**Work item**
Check each line of the data below for the word "title", then extract the ones that have it.

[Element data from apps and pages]
"""

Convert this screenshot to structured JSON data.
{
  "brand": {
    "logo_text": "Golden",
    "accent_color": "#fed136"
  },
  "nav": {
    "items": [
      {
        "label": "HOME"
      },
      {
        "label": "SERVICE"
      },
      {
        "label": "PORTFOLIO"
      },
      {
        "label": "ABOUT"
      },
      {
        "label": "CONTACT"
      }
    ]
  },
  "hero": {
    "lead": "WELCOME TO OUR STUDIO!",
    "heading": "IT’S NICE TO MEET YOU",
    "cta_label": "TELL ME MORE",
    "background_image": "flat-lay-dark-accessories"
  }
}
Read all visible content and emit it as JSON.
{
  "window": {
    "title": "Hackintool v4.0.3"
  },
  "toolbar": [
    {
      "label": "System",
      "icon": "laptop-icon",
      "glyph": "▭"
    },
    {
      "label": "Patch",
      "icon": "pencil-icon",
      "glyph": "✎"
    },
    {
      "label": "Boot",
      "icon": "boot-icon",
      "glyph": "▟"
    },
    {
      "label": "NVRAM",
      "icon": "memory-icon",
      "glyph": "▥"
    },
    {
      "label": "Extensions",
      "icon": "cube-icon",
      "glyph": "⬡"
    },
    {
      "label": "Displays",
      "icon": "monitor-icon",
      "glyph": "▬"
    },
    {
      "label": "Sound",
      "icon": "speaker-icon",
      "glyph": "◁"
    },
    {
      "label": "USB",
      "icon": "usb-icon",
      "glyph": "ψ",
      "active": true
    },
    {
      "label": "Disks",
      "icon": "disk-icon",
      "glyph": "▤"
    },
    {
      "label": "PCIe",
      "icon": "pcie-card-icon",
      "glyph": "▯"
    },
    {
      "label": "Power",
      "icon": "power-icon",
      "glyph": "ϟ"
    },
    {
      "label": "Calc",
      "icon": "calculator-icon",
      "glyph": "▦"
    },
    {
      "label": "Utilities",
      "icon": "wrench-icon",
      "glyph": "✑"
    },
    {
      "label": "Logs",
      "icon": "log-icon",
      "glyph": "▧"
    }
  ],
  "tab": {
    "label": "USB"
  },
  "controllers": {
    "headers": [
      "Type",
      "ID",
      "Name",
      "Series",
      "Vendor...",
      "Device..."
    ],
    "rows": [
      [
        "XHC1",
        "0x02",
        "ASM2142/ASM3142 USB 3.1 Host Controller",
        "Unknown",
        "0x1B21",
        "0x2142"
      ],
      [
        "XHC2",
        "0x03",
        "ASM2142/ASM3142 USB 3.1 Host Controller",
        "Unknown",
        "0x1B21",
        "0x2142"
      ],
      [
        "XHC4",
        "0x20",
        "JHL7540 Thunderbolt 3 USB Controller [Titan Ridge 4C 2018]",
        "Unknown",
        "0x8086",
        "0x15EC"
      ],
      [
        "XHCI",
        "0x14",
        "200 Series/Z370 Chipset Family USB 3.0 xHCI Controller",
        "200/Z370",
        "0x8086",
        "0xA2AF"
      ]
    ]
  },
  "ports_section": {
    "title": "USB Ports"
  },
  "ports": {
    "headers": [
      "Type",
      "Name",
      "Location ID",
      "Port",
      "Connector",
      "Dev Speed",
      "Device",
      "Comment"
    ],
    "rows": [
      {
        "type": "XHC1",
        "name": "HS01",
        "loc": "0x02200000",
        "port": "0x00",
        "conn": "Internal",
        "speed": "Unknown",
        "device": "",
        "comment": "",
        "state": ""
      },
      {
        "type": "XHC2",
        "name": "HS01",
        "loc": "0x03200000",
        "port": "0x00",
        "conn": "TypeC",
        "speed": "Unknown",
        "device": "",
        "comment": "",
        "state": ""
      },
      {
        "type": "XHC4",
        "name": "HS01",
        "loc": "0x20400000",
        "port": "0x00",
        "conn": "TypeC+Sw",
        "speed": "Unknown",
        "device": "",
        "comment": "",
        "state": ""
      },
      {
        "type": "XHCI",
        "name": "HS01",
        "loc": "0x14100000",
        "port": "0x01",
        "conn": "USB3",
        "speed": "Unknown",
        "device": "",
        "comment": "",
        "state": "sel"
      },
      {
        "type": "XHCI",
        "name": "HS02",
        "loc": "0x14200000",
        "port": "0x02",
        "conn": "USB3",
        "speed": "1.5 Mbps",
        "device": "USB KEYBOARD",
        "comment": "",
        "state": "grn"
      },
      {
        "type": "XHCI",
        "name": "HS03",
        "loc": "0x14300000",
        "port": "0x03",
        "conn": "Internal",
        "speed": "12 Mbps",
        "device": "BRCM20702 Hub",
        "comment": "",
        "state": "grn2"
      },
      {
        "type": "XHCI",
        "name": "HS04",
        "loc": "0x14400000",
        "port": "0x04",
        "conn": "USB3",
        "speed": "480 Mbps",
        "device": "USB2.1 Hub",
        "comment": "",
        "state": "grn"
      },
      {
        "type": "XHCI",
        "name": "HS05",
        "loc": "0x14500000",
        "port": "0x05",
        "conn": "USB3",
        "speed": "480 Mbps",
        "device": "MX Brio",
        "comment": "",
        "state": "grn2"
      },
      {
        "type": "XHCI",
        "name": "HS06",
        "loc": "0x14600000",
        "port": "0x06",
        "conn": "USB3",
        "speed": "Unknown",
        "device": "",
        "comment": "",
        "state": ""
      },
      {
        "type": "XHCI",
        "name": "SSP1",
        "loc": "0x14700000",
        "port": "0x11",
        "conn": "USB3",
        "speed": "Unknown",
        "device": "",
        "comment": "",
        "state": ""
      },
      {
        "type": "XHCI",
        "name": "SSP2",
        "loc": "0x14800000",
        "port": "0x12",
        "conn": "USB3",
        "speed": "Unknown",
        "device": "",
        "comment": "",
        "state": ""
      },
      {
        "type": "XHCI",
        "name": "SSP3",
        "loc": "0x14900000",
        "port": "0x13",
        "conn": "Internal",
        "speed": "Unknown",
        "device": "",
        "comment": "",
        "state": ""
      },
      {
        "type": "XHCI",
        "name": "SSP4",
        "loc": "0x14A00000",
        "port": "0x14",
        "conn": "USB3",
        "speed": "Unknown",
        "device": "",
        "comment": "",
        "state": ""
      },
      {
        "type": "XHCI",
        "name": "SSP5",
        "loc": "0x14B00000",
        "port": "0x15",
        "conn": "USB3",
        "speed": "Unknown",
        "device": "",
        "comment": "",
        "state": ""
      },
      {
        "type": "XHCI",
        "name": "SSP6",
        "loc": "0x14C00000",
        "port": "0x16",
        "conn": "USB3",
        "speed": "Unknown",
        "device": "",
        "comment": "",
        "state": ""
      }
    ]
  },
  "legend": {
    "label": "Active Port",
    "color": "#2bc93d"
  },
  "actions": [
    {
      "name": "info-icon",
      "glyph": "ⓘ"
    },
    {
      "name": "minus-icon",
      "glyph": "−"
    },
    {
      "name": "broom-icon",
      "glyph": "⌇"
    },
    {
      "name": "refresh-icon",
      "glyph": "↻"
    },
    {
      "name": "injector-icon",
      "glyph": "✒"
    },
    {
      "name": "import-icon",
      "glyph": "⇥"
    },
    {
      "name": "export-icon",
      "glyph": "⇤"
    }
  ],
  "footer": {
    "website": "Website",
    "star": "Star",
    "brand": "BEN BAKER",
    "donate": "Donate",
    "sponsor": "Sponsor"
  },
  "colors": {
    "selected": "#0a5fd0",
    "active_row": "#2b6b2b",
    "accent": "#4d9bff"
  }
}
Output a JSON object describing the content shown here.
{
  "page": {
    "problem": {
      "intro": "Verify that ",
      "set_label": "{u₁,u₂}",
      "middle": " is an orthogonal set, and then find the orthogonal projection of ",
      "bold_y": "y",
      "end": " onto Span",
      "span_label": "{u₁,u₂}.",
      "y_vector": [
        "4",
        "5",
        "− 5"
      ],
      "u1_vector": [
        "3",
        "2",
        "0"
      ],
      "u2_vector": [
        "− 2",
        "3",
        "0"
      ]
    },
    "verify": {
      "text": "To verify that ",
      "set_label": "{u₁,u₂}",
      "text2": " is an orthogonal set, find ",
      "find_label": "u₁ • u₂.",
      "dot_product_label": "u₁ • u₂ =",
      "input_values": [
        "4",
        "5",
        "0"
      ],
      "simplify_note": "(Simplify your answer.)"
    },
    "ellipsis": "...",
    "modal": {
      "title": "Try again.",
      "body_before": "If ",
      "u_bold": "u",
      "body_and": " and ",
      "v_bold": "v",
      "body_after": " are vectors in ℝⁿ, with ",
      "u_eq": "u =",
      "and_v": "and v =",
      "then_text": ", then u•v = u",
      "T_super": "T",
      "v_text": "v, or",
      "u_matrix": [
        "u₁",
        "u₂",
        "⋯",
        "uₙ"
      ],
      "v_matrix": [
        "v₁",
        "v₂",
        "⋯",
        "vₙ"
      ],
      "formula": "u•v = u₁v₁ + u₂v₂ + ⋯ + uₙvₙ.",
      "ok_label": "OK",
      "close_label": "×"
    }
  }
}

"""

**Answer area**
    "title": "Hackintool v4.0.3"
    "title": "USB Ports"
      "title": "Try again.",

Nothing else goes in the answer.